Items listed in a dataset
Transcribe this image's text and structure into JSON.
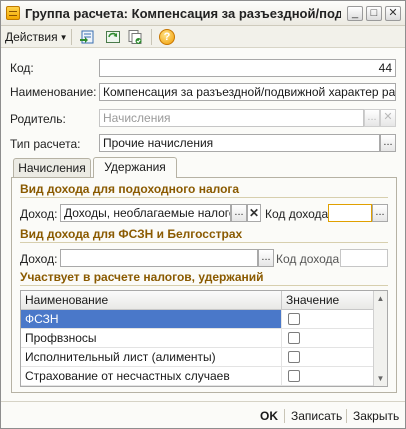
{
  "window": {
    "title": "Группа расчета: Компенсация за разъездной/подв...",
    "controls": {
      "minimize": "_",
      "maximize": "□",
      "close": "✕"
    }
  },
  "toolbar": {
    "actions_label": "Действия",
    "icons": [
      "form-to-list-icon",
      "refresh-icon",
      "copy-icon",
      "help-icon"
    ],
    "help_glyph": "?"
  },
  "form": {
    "code": {
      "label": "Код:",
      "value": "44"
    },
    "name": {
      "label": "Наименование:",
      "value": "Компенсация за разъездной/подвижной характер работ"
    },
    "parent": {
      "label": "Родитель:",
      "value": "Начисления"
    },
    "calc_type": {
      "label": "Тип расчета:",
      "value": "Прочие начисления"
    }
  },
  "tabs": [
    {
      "label": "Начисления",
      "active": false
    },
    {
      "label": "Удержания",
      "active": true
    }
  ],
  "income_tax_group": {
    "title": "Вид дохода для подоходного налога",
    "income_label": "Доход:",
    "income_value": "Доходы, необлагаемые налогом",
    "code_label": "Код дохода:",
    "code_value": ""
  },
  "fszn_group": {
    "title": "Вид дохода для ФСЗН и Белгосстрах",
    "income_label": "Доход:",
    "income_value": "",
    "code_label": "Код дохода:",
    "code_value": ""
  },
  "participation": {
    "title": "Участвует в расчете налогов, удержаний",
    "columns": [
      "Наименование",
      "Значение"
    ],
    "rows": [
      {
        "name": "ФСЗН",
        "checked": false,
        "selected": true
      },
      {
        "name": "Профвзносы",
        "checked": false,
        "selected": false
      },
      {
        "name": "Исполнительный лист (алименты)",
        "checked": false,
        "selected": false
      },
      {
        "name": "Страхование от несчастных случаев",
        "checked": false,
        "selected": false
      }
    ]
  },
  "buttons": {
    "dots": "...",
    "clear": "✕",
    "ok": "OK",
    "save": "Записать",
    "close": "Закрыть"
  },
  "colors": {
    "group_title": "#8a5a00",
    "selection": "#4a78c9",
    "accent": "#f3a800"
  }
}
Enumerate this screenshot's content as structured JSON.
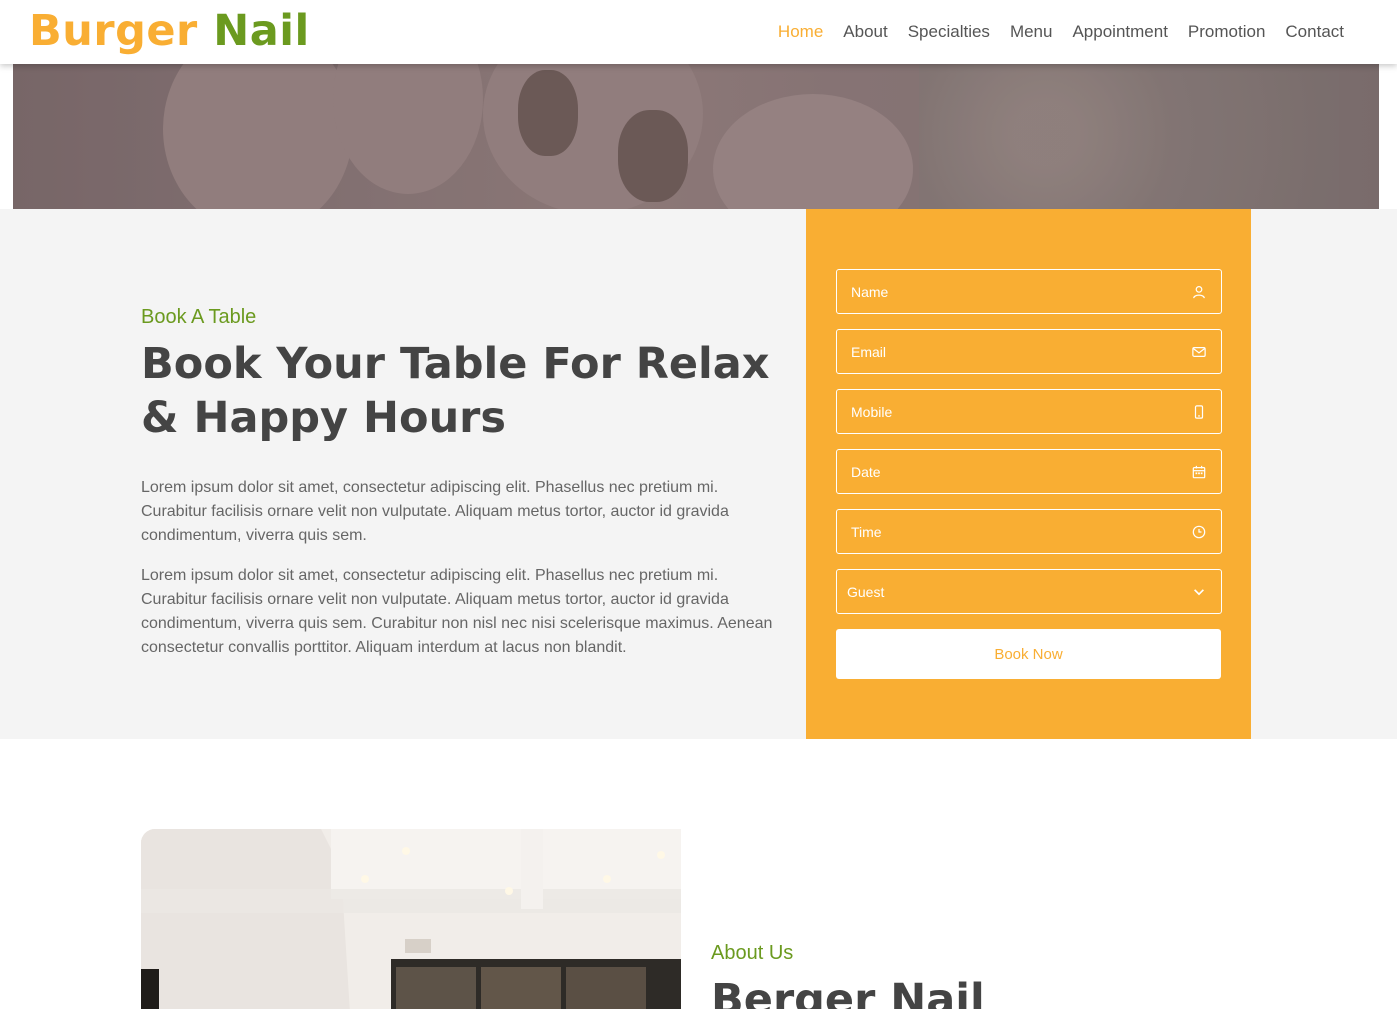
{
  "brand": {
    "word1": "Burger",
    "word2": "Nail"
  },
  "nav": {
    "items": [
      {
        "label": "Home",
        "active": true
      },
      {
        "label": "About"
      },
      {
        "label": "Specialties"
      },
      {
        "label": "Menu"
      },
      {
        "label": "Appointment"
      },
      {
        "label": "Promotion"
      },
      {
        "label": "Contact"
      }
    ]
  },
  "booking": {
    "subtitle": "Book A Table",
    "title": "Book Your Table For Relax & Happy Hours",
    "paragraph1": "Lorem ipsum dolor sit amet, consectetur adipiscing elit. Phasellus nec pretium mi. Curabitur facilisis ornare velit non vulputate. Aliquam metus tortor, auctor id gravida condimentum, viverra quis sem.",
    "paragraph2": "Lorem ipsum dolor sit amet, consectetur adipiscing elit. Phasellus nec pretium mi. Curabitur facilisis ornare velit non vulputate. Aliquam metus tortor, auctor id gravida condimentum, viverra quis sem. Curabitur non nisl nec nisi scelerisque maximus. Aenean consectetur convallis porttitor. Aliquam interdum at lacus non blandit."
  },
  "form": {
    "name_placeholder": "Name",
    "email_placeholder": "Email",
    "mobile_placeholder": "Mobile",
    "date_placeholder": "Date",
    "time_placeholder": "Time",
    "guest_selected": "Guest",
    "submit_label": "Book Now"
  },
  "about": {
    "subtitle": "About Us",
    "title": "Berger Nail"
  },
  "colors": {
    "accent": "#f9ae33",
    "green": "#6b9a1f",
    "text": "#444444"
  }
}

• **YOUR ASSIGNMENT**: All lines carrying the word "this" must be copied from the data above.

• **ANSWER TO THE EXERCISE**:
Transcribe this image's text and structure into JSON.
Enumerate this screenshot's content as structured JSON.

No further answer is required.